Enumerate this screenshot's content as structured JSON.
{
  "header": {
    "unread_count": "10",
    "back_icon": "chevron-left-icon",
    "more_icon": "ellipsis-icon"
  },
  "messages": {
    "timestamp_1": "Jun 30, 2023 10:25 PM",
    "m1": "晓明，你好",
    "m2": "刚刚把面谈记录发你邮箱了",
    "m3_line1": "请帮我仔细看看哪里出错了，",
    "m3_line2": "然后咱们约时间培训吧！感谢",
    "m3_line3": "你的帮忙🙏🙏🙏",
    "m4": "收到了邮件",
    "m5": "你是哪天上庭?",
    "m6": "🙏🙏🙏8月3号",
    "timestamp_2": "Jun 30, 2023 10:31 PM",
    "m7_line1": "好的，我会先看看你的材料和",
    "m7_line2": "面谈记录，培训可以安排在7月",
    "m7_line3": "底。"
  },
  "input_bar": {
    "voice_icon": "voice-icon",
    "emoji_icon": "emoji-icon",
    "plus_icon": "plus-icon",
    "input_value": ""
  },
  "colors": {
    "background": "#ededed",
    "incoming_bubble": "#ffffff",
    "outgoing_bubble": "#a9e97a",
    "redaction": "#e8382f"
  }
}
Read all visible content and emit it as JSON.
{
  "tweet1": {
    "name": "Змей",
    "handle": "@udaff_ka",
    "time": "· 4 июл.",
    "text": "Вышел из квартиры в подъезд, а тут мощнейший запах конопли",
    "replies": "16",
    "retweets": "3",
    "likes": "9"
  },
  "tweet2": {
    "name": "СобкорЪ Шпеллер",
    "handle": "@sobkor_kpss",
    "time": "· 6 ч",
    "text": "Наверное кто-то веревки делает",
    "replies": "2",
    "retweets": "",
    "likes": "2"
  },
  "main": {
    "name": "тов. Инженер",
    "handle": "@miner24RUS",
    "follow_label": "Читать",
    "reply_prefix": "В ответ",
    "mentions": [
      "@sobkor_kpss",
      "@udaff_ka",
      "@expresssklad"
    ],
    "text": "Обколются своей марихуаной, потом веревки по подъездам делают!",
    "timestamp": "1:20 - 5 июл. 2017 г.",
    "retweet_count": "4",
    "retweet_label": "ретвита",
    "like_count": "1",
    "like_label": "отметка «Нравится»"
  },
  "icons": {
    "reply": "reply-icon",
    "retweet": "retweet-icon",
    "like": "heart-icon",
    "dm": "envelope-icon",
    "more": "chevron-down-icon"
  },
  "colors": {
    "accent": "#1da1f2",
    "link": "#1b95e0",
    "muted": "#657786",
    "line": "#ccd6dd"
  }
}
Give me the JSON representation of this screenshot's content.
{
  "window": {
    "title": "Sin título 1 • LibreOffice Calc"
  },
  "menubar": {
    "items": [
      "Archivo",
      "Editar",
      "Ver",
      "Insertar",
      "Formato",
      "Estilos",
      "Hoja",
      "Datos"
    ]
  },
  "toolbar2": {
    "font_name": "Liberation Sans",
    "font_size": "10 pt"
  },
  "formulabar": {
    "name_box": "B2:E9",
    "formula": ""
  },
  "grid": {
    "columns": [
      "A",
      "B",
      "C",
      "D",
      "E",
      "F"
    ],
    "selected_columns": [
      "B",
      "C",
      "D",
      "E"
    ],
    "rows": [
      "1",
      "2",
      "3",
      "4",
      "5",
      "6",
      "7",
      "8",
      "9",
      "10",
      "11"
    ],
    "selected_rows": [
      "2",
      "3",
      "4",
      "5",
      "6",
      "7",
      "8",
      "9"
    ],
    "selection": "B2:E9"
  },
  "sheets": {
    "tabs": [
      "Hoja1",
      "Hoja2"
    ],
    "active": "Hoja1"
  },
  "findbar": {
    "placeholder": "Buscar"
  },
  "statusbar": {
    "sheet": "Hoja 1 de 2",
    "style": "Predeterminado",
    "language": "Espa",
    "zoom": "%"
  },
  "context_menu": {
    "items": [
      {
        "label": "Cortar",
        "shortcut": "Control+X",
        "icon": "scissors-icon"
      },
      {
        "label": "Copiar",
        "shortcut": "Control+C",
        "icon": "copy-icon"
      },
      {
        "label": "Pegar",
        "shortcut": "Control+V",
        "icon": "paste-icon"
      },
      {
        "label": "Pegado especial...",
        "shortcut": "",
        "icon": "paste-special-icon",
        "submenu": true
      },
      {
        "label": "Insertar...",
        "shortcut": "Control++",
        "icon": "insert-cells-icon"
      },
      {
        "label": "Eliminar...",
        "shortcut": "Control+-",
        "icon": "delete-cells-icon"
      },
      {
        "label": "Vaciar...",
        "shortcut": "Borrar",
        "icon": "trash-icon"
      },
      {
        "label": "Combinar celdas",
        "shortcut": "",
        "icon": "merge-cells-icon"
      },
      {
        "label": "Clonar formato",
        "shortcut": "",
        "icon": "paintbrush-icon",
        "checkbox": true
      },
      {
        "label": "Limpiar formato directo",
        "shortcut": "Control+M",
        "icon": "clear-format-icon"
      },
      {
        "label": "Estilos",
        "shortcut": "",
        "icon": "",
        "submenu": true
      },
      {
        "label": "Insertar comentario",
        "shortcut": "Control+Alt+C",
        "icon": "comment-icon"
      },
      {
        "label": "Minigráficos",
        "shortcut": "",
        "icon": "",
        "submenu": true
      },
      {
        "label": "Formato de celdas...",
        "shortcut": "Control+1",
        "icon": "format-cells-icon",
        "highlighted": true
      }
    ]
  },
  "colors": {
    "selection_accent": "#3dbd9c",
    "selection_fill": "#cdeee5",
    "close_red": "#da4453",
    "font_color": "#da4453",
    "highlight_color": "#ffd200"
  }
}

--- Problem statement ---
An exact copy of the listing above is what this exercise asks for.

--- Answer for this exercise ---
Enumerate this screenshot's content as structured JSON.
{
  "header": {
    "unread_count": "10",
    "back_icon": "chevron-left-icon",
    "more_icon": "ellipsis-icon"
  },
  "messages": {
    "timestamp_1": "Jun 30, 2023 10:25 PM",
    "m1": "晓明，你好",
    "m2": "刚刚把面谈记录发你邮箱了",
    "m3_line1": "请帮我仔细看看哪里出错了，",
    "m3_line2": "然后咱们约时间培训吧！感谢",
    "m3_line3": "你的帮忙🙏🙏🙏",
    "m4": "收到了邮件",
    "m5": "你是哪天上庭?",
    "m6": "🙏🙏🙏8月3号",
    "timestamp_2": "Jun 30, 2023 10:31 PM",
    "m7_line1": "好的，我会先看看你的材料和",
    "m7_line2": "面谈记录，培训可以安排在7月",
    "m7_line3": "底。"
  },
  "input_bar": {
    "voice_icon": "voice-icon",
    "emoji_icon": "emoji-icon",
    "plus_icon": "plus-icon",
    "input_value": ""
  },
  "colors": {
    "background": "#ededed",
    "incoming_bubble": "#ffffff",
    "outgoing_bubble": "#a9e97a",
    "redaction": "#e8382f"
  }
}
Read all visible content and emit it as JSON.
{
  "tweet1": {
    "name": "Змей",
    "handle": "@udaff_ka",
    "time": "· 4 июл.",
    "text": "Вышел из квартиры в подъезд, а тут мощнейший запах конопли",
    "replies": "16",
    "retweets": "3",
    "likes": "9"
  },
  "tweet2": {
    "name": "СобкорЪ Шпеллер",
    "handle": "@sobkor_kpss",
    "time": "· 6 ч",
    "text": "Наверное кто-то веревки делает",
    "replies": "2",
    "retweets": "",
    "likes": "2"
  },
  "main": {
    "name": "тов. Инженер",
    "handle": "@miner24RUS",
    "follow_label": "Читать",
    "reply_prefix": "В ответ",
    "mentions": [
      "@sobkor_kpss",
      "@udaff_ka",
      "@expresssklad"
    ],
    "text": "Обколются своей марихуаной, потом веревки по подъездам делают!",
    "timestamp": "1:20 - 5 июл. 2017 г.",
    "retweet_count": "4",
    "retweet_label": "ретвита",
    "like_count": "1",
    "like_label": "отметка «Нравится»"
  },
  "icons": {
    "reply": "reply-icon",
    "retweet": "retweet-icon",
    "like": "heart-icon",
    "dm": "envelope-icon",
    "more": "chevron-down-icon"
  },
  "colors": {
    "accent": "#1da1f2",
    "link": "#1b95e0",
    "muted": "#657786",
    "line": "#ccd6dd"
  }
}
Give me the JSON representation of this screenshot's content.
{
  "window": {
    "title": "Sin título 1 • LibreOffice Calc"
  },
  "menubar": {
    "items": [
      "Archivo",
      "Editar",
      "Ver",
      "Insertar",
      "Formato",
      "Estilos",
      "Hoja",
      "Datos"
    ]
  },
  "toolbar2": {
    "font_name": "Liberation Sans",
    "font_size": "10 pt"
  },
  "formulabar": {
    "name_box": "B2:E9",
    "formula": ""
  },
  "grid": {
    "columns": [
      "A",
      "B",
      "C",
      "D",
      "E",
      "F"
    ],
    "selected_columns": [
      "B",
      "C",
      "D",
      "E"
    ],
    "rows": [
      "1",
      "2",
      "3",
      "4",
      "5",
      "6",
      "7",
      "8",
      "9",
      "10",
      "11"
    ],
    "selected_rows": [
      "2",
      "3",
      "4",
      "5",
      "6",
      "7",
      "8",
      "9"
    ],
    "selection": "B2:E9"
  },
  "sheets": {
    "tabs": [
      "Hoja1",
      "Hoja2"
    ],
    "active": "Hoja1"
  },
  "findbar": {
    "placeholder": "Buscar"
  },
  "statusbar": {
    "sheet": "Hoja 1 de 2",
    "style": "Predeterminado",
    "language": "Espa",
    "zoom": "%"
  },
  "context_menu": {
    "items": [
      {
        "label": "Cortar",
        "shortcut": "Control+X",
        "icon": "scissors-icon"
      },
      {
        "label": "Copiar",
        "shortcut": "Control+C",
        "icon": "copy-icon"
      },
      {
        "label": "Pegar",
        "shortcut": "Control+V",
        "icon": "paste-icon"
      },
      {
        "label": "Pegado especial...",
        "shortcut": "",
        "icon": "paste-special-icon",
        "submenu": true
      },
      {
        "label": "Insertar...",
        "shortcut": "Control++",
        "icon": "insert-cells-icon"
      },
      {
        "label": "Eliminar...",
        "shortcut": "Control+-",
        "icon": "delete-cells-icon"
      },
      {
        "label": "Vaciar...",
        "shortcut": "Borrar",
        "icon": "trash-icon"
      },
      {
        "label": "Combinar celdas",
        "shortcut": "",
        "icon": "merge-cells-icon"
      },
      {
        "label": "Clonar formato",
        "shortcut": "",
        "icon": "paintbrush-icon",
        "checkbox": true
      },
      {
        "label": "Limpiar formato directo",
        "shortcut": "Control+M",
        "icon": "clear-format-icon"
      },
      {
        "label": "Estilos",
        "shortcut": "",
        "icon": "",
        "submenu": true
      },
      {
        "label": "Insertar comentario",
        "shortcut": "Control+Alt+C",
        "icon": "comment-icon"
      },
      {
        "label": "Minigráficos",
        "shortcut": "",
        "icon": "",
        "submenu": true
      },
      {
        "label": "Formato de celdas...",
        "shortcut": "Control+1",
        "icon": "format-cells-icon",
        "highlighted": true
      }
    ]
  },
  "colors": {
    "selection_accent": "#3dbd9c",
    "selection_fill": "#cdeee5",
    "close_red": "#da4453",
    "font_color": "#da4453",
    "highlight_color": "#ffd200"
  }
}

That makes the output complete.